Content starts
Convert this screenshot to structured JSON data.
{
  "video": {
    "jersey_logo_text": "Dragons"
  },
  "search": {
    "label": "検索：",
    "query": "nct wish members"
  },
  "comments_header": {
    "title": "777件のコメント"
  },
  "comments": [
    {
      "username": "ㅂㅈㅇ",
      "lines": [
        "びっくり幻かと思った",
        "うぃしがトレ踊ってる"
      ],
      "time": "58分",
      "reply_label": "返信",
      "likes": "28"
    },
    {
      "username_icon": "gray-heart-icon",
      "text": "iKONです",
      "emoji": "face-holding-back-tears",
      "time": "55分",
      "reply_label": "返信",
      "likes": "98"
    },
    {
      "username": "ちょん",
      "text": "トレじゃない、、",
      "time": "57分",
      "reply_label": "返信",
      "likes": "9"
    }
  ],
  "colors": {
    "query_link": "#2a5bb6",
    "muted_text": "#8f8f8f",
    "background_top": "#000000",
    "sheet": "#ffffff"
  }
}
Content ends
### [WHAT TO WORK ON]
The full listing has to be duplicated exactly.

### [RESULT OF THIS EXERCISE]
Convert this screenshot to structured JSON data.
{
  "video": {
    "jersey_logo_text": "Dragons"
  },
  "search": {
    "label": "検索：",
    "query": "nct wish members"
  },
  "comments_header": {
    "title": "777件のコメント"
  },
  "comments": [
    {
      "username": "ㅂㅈㅇ",
      "lines": [
        "びっくり幻かと思った",
        "うぃしがトレ踊ってる"
      ],
      "time": "58分",
      "reply_label": "返信",
      "likes": "28"
    },
    {
      "username_icon": "gray-heart-icon",
      "text": "iKONです",
      "emoji": "face-holding-back-tears",
      "time": "55分",
      "reply_label": "返信",
      "likes": "98"
    },
    {
      "username": "ちょん",
      "text": "トレじゃない、、",
      "time": "57分",
      "reply_label": "返信",
      "likes": "9"
    }
  ],
  "colors": {
    "query_link": "#2a5bb6",
    "muted_text": "#8f8f8f",
    "background_top": "#000000",
    "sheet": "#ffffff"
  }
}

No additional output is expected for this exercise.